• Start with a cup of liquid base, eg. water, yogurt, kefir, brown rice milk, almond milk, coconut water, coconut milk, hemp milk, organic soy milk.

• Add a protein. It may already be in the base. But if the base is water, coconut water/milk or rice milk, add a protein powder like whey or hemp or nut butter, nuts or seeds. Use one scoop of whey (choose whey from grass-fed cows if possible) or hemp protein powder.

• Add a healthy fat, eg. chia seeds, hemp seeds, ground flax seeds, nuts, nut butters, avocado, coconut oil, olive oil, raw cocoa butter. Recommended: 1 tbsp added fat or ½ avocado.

• Add fibre eg. chia seeds, hemp seeds, ground flax seeds, berries.

• Add vegetable and fruit. This is a great way to add vegetables to your diet. Good options are baby spinach, baby kale, avocado, and herbs. Over time, gradually use more vegetables than fruit to get used to the change. Recommended: ½ banana, ½ cup berries to start before cutting back on fruit.

• Add flavour eg. grated ginger, cinnamon, nutmeg, vanilla extract, mint leaves, fresh lemon juice or zest, unsweetened raw cacao powder. Recommended: small amounts like 1 tsp to 1 tbsp.

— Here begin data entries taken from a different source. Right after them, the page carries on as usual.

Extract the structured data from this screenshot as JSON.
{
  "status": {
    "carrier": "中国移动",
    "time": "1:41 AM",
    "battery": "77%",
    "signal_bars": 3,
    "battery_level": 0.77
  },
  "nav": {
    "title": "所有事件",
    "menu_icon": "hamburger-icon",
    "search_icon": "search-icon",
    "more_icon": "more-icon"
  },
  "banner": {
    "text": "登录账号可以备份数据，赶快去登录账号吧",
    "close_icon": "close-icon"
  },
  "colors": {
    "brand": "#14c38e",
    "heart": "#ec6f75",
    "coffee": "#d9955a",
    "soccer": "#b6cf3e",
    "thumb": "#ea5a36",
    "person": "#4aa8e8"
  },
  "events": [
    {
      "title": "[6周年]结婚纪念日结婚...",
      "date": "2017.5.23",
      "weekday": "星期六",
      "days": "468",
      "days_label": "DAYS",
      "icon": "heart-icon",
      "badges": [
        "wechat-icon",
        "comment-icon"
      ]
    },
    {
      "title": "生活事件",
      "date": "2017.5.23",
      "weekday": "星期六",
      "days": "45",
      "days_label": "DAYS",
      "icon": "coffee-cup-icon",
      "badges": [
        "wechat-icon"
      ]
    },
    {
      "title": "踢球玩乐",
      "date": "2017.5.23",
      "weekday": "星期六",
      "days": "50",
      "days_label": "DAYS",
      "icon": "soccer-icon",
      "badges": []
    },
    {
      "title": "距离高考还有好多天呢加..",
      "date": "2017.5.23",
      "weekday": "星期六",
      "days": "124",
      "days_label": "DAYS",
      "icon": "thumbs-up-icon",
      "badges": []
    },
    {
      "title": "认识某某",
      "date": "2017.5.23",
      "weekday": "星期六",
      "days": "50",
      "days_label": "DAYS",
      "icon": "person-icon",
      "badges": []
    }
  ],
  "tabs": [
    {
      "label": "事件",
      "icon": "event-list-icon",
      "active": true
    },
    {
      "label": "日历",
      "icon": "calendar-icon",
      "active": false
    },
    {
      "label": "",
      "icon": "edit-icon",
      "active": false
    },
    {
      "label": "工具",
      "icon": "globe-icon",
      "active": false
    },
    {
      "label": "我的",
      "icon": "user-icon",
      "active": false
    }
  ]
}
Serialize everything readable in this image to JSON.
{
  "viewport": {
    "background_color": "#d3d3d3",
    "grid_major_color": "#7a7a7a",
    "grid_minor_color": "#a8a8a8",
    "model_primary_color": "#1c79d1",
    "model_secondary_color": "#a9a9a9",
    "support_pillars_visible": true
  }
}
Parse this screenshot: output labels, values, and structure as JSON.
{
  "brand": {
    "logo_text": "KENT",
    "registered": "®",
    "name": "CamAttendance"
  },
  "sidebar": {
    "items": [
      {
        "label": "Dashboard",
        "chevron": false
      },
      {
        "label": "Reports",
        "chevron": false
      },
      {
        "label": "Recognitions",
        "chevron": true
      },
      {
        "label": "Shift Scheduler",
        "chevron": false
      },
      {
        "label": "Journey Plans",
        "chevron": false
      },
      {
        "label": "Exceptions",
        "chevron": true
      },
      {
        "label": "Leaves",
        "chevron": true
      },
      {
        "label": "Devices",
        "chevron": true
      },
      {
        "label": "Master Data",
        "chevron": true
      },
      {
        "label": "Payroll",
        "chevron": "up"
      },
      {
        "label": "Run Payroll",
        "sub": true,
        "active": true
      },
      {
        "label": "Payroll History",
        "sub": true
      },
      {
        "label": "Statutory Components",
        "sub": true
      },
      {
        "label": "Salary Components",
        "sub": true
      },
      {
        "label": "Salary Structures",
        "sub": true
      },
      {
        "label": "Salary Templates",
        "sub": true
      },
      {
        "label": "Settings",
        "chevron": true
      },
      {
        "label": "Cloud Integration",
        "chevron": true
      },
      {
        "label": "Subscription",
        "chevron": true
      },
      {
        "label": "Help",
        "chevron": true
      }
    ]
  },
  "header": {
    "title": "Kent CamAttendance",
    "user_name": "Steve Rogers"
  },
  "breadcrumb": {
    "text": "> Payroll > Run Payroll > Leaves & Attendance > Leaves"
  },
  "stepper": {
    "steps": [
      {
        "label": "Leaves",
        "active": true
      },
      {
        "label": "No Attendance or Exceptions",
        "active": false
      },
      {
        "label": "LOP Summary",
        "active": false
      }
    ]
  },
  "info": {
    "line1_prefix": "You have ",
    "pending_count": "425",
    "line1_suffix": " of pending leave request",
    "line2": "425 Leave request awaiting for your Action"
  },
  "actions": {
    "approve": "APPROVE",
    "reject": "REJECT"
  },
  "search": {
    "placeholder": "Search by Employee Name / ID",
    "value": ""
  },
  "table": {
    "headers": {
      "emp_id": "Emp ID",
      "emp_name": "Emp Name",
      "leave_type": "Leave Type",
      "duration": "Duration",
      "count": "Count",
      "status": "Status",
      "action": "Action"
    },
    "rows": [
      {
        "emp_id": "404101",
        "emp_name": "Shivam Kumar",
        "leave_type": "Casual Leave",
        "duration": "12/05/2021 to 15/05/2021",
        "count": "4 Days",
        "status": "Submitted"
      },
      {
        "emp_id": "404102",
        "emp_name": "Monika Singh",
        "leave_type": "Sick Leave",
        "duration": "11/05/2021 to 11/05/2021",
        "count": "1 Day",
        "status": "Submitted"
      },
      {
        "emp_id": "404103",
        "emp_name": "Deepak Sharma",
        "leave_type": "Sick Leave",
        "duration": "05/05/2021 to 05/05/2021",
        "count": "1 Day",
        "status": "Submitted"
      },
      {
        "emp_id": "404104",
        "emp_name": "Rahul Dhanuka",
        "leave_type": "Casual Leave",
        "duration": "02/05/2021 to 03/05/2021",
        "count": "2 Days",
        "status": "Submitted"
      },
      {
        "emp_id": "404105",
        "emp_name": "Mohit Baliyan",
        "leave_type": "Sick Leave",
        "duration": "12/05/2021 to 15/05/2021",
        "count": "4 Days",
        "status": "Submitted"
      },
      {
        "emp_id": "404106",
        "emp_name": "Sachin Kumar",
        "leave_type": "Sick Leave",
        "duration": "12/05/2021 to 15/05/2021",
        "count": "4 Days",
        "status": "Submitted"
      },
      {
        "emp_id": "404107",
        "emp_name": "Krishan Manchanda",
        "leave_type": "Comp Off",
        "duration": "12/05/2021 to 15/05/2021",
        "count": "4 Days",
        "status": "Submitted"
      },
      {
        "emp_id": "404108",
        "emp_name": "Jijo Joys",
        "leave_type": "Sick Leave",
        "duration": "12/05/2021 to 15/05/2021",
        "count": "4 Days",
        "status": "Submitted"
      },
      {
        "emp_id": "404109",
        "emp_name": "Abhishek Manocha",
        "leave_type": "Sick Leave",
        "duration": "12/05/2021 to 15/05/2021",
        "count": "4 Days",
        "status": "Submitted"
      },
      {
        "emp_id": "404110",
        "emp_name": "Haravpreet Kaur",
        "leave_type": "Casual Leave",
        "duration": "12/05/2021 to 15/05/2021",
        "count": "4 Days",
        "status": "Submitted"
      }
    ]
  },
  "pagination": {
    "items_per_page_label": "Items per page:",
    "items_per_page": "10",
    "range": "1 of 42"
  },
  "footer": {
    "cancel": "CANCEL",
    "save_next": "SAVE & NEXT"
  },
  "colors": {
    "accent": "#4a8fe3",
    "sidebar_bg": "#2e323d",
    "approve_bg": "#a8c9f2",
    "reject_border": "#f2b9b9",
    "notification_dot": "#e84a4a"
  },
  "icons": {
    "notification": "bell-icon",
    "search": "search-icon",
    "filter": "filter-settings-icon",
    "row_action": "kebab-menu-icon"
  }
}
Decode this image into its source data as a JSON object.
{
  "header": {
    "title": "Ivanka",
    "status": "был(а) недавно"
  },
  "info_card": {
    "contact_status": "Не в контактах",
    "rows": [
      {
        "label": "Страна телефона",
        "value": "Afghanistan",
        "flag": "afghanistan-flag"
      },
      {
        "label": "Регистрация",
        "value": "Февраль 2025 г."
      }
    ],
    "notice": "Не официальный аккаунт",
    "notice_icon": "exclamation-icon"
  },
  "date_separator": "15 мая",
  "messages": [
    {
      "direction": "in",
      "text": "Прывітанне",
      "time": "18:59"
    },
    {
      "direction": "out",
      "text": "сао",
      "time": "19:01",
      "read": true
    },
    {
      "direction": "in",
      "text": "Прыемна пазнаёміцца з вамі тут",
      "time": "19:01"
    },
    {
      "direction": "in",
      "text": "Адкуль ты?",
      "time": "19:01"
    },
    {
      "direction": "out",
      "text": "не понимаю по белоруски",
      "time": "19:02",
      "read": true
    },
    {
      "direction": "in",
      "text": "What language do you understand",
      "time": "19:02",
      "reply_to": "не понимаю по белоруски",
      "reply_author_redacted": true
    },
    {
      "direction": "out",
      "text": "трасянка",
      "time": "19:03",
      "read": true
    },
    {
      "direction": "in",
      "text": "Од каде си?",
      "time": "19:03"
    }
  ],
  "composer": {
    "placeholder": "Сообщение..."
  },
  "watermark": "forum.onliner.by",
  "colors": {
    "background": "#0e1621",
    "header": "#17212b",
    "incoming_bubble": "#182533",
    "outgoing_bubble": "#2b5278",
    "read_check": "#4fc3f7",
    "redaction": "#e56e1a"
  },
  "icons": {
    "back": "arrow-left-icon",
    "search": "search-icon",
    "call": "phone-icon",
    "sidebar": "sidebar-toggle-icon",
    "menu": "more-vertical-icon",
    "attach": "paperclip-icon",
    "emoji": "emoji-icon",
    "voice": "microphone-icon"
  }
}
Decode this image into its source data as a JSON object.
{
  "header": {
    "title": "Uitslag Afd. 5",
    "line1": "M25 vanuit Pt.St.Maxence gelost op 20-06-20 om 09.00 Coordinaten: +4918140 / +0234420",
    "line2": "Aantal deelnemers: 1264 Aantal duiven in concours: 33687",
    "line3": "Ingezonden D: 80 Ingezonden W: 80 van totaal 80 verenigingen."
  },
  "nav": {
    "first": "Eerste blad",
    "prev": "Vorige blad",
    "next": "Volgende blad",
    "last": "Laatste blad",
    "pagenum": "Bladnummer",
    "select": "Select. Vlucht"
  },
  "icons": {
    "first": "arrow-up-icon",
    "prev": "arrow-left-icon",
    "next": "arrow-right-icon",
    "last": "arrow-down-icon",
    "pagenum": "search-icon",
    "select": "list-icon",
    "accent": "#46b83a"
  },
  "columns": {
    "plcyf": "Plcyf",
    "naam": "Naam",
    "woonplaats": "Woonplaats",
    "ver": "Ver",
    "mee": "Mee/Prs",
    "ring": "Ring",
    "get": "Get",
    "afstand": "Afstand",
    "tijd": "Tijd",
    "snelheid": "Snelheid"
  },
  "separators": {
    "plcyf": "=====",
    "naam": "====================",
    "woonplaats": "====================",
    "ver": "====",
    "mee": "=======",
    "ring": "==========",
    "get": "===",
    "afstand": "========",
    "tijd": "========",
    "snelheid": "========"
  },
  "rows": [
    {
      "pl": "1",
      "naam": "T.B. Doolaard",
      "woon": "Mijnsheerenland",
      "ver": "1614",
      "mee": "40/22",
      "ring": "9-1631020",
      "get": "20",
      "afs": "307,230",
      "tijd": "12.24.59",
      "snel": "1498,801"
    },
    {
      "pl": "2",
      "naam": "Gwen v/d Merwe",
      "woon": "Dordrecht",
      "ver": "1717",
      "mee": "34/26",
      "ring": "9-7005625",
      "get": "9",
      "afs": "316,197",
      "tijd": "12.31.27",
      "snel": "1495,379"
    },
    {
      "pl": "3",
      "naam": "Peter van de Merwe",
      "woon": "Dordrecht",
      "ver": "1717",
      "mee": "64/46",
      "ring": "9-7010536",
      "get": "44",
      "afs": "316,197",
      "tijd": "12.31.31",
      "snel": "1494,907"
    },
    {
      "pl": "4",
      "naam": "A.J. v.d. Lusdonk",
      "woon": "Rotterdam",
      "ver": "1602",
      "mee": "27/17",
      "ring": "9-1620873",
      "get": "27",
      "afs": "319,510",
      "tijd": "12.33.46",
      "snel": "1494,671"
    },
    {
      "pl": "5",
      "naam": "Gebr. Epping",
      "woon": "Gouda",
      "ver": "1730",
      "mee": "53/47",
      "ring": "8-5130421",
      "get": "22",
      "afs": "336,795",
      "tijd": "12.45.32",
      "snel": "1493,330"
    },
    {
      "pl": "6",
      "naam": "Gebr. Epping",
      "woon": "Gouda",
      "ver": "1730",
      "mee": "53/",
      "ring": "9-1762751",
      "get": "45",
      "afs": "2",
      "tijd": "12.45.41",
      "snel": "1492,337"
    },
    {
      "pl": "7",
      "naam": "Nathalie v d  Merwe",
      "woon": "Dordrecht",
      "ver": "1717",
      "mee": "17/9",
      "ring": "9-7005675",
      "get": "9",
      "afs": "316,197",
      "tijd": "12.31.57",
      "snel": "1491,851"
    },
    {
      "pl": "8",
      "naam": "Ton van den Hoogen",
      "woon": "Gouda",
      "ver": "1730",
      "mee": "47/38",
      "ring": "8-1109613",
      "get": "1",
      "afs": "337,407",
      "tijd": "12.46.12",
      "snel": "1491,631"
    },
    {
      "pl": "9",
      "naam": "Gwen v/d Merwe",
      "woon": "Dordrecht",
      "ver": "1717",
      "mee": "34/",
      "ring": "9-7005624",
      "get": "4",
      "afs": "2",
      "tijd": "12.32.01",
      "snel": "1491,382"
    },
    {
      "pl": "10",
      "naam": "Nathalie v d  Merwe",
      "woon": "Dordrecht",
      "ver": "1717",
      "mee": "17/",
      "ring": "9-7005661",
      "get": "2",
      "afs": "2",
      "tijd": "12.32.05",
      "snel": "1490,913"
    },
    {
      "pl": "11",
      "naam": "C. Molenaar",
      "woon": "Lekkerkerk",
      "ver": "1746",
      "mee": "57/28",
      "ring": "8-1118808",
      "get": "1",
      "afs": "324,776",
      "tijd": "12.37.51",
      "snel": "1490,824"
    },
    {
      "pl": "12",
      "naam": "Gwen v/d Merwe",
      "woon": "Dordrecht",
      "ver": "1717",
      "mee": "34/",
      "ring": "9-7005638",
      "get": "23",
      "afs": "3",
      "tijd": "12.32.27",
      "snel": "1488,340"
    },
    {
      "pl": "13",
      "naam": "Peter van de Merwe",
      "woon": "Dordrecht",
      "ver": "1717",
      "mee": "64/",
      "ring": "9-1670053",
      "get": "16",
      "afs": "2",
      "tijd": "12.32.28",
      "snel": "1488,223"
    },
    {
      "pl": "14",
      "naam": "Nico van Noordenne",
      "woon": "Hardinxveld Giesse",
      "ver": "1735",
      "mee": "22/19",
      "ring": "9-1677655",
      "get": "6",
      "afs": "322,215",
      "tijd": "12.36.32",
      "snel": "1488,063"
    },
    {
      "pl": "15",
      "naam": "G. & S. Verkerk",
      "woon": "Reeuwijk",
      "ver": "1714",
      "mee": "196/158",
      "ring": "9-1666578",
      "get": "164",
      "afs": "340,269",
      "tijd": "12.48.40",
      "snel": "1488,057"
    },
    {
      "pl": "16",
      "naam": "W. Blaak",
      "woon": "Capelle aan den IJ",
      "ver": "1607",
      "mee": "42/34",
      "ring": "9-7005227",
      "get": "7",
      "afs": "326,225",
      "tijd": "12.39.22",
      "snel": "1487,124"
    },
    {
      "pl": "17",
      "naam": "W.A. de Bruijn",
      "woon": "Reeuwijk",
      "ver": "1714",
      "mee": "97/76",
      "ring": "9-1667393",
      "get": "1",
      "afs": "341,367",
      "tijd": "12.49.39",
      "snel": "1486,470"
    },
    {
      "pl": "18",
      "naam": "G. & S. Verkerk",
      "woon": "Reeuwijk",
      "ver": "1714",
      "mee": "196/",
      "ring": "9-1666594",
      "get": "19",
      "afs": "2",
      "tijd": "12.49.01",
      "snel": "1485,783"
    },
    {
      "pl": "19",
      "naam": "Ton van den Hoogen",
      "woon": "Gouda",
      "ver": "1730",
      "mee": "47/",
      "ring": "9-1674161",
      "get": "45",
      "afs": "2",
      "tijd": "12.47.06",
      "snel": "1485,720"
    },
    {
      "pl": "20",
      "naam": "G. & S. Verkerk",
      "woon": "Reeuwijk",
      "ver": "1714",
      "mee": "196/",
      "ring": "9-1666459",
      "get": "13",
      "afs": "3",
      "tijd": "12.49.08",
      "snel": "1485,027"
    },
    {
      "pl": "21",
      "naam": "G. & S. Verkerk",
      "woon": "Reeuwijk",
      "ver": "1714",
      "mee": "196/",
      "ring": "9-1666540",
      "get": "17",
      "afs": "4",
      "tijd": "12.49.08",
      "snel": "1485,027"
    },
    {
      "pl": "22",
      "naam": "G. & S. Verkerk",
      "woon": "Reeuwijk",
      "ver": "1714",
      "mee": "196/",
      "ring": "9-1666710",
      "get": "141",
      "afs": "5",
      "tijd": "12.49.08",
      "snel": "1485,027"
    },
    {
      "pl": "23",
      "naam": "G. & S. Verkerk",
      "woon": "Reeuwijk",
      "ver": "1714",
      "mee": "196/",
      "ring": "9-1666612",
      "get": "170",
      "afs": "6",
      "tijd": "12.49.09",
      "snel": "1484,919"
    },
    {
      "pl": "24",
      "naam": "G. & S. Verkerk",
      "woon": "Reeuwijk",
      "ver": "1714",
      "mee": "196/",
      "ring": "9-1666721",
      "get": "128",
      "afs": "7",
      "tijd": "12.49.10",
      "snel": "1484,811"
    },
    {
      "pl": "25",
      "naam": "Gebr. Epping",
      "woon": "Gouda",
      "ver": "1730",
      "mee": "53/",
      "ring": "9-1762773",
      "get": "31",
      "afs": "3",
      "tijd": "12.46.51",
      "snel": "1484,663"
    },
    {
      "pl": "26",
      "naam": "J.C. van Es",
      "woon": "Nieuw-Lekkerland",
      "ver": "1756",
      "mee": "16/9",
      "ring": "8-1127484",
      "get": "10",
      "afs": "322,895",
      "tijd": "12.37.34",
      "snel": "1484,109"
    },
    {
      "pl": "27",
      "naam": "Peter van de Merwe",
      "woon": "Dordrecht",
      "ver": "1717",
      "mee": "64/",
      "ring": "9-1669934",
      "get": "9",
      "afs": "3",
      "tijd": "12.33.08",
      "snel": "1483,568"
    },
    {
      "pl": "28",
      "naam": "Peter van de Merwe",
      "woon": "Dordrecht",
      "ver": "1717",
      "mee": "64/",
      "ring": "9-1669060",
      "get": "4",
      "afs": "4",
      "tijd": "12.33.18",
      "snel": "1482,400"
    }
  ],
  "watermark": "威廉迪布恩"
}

• For extra sweetness, you can add sweet fruit like pitted dates or bananas, monk fruit powder (tastes just like sugar!) or lucuma powder (a bit less sweet than sugar).

Consider texture eg. If you need to make it thicker, you can do so with ground flax, banana, avocado, or Greek yogurt. If it needs to be thinner, you can add water or a watery fruit or vegetable.

You can make it colder by adding ice cubes or by chilling the ingredients before you start. Berries and bananas can be used right from the freezer.

Most of all, have fun!

Smoothie Recipes

Directions: For both types of smoothie, blend all ingredients in a powerful blender. Yields two servings. Refrigerate for up to three days and re-blend before drinking as ingredients may settle.
Here’s an idea: Freeze unused coconut milk in ice cube trays and freeze peeled bananas in plastic bag to use as needed.

Chocolate Smoothie

• 2 cups organic whole milk (grass-fed is best for Omega 3)
• 1/2 can organic coconut milk & 1 can water (shake can thoroughly before opening)
• 2 cups organic unsweetened coconut beverage from carton

• ½ cup organic spinach

• 1 tbsp ground flax, chia & hemp seeds

• 2 pitted dates

• 1 tsp vanilla

• 1/3 to 1/2 small banana (depending on how much you like banana taste)

• 1/4 avocado

• 2 tbsp raw unsweetened cacao powder (no sugar added!)

• Pinch of sea salt

• ¼ cup ice cubes


Strawberry Smoothie

• 2 cups organic whole milk (grass-fed is best for Omega 3)
• ½ can organic coconut milk & 1 can water (shake can thoroughly before opening)
• 2 cups organic unsweetened coconut beverage from carton

• ½ cup organic spinach

• 1 tbsp ground flax, chia & hemp seeds

• 2 pitted dates

• 1 tsp vanilla

• 1 tsp cinnamon

• 1 small banana

• ¼ avocado

• ½ cup frozen organic strawberries

• Pinch of sea salt